I know this has been a rather confusing post. I don't expect any reader to completely understand my thoughts or feelings here. But I hope it has at least stimulated thought. Do you have any souvenirs from hell or earth that you simply can't let go of? Casting off an arm is a hard thing to do, but God will help you place it on the altar of sacrifice.

My best,



  1. Obadiah, this is what you were trying to tell me on North Star, wasn't it? This is a concept that is hard for me to accept right now. I have a long ways to go. You are so strong. I don't understand why I don't have more faith right now. Probably too much doubt and fear. I'll work on it. I wish I had a friend like you in real life (not that our cyber relationship isn't real, but you know what I mean).

  2. So many souvenirs from earth and hell that I have yet to cast off: my tendency to not allow my body the rest it needs, video games, my tendency to fantasy, many lies about myself and others, my distrust of God...

    I'll speak to Tyler's comment as well as to myself. Faith is something that grows bit by bit. I know that my faith is weak and that I'm still learning to trust God and His love. Each day, I can try to allow Him into my life more and more and then He can start to direct my life. One of my biggest things I need to sacrifice is my attempts to have total control over my life.

  3. Obadiah,

    I re-read this post in an attempt to understand it better. It's still hard for me to understand how you have been able to make peace with yourself. This idea has been growing on me. I've been trying to see how I can "appreciate attraction instead of despise myself for it." I am perfectly willing to sacrifice having a relationship with a man, as you have. I am perfectly fine with being chaste and all that. I am willing to love myself for who I am. But where does that leave me? It seems like I must either fight it, or accept it. And if I accept it, what does that mean for the future? Would I be accepting the fact that I must remain single for my whole life? If I try to diminish my attractions through various means, isn't that the same as fighting it? Or can I diminish them and accept them at the same time?

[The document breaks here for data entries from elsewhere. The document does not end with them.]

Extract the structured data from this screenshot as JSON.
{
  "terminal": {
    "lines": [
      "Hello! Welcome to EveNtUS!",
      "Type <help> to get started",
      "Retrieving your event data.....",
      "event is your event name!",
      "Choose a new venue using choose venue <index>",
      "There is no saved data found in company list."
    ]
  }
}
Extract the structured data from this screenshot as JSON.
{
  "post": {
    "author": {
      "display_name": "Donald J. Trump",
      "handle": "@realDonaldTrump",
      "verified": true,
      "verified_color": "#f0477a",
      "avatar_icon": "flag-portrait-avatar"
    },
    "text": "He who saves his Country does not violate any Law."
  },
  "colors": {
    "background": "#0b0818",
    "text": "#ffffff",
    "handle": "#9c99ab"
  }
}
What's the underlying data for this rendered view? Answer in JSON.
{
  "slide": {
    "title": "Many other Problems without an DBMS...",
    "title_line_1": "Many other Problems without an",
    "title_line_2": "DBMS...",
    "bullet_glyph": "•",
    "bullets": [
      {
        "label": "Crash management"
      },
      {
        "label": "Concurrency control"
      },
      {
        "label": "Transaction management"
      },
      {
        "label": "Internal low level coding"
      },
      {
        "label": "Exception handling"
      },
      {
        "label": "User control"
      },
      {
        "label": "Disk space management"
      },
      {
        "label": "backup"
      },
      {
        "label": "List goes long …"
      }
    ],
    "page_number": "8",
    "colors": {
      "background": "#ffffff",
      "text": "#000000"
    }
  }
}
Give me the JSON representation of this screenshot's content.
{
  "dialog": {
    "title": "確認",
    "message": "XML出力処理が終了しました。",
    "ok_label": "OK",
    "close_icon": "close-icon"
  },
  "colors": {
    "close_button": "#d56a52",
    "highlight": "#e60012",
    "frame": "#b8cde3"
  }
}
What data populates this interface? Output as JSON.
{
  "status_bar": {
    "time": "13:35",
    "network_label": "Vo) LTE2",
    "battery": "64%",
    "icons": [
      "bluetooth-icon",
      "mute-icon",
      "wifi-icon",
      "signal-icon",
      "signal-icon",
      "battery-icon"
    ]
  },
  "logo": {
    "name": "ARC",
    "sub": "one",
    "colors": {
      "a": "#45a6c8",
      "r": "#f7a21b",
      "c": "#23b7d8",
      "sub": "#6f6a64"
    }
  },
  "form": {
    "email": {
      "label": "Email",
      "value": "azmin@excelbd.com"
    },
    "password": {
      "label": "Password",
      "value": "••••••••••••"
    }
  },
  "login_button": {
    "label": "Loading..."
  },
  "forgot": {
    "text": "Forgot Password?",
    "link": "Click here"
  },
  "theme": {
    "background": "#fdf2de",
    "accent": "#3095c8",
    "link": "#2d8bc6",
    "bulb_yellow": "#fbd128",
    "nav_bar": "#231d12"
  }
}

    Are you still going to try and diminish your attractions? Is that the same as fighting it? Do you believe in your current state that you are sufficiently attracted to women that you will get married some day?

    Sorry for a hundred questions, I know you're busy with school work. On a side note, for what it's worth, I had a great day at church.

  4. Tyler,

    Peace doesn't come all at once. It waxes and wanes and increases with time gradually. I think that you can accept it while also trying to change. Don't hate yourself for it in the mean time. Some people have successfully changed it, but not all people have. Be willing to accept the possibility that even if same-gender feelings diminish, you may carry them, even in a small degree, your entire life. So yes, I think you CAN accept and fight it at the same time, oddly enough. But I think accepting is more important. If anything, try fighting against the SSA less, and fighting to increase opposite-gender attraction MORE. In my current state, I believe I could find a woman I could be married to. I dated one a few months ago, but things fell apart. But I have hope now that things could work out in the future. Accepting attractions to men does NOT mean accepting a life of being single.

    Hope that all makes sense.

    Have a great day!



Please feel free to comment or leave questions. Just be aware that I moderate all comments before posting. I won't post things that are offensive. I will post controversial comments and questions so long as they aren't mean-spirited. I'd love to hear your comments and answer questions; just play nice! :)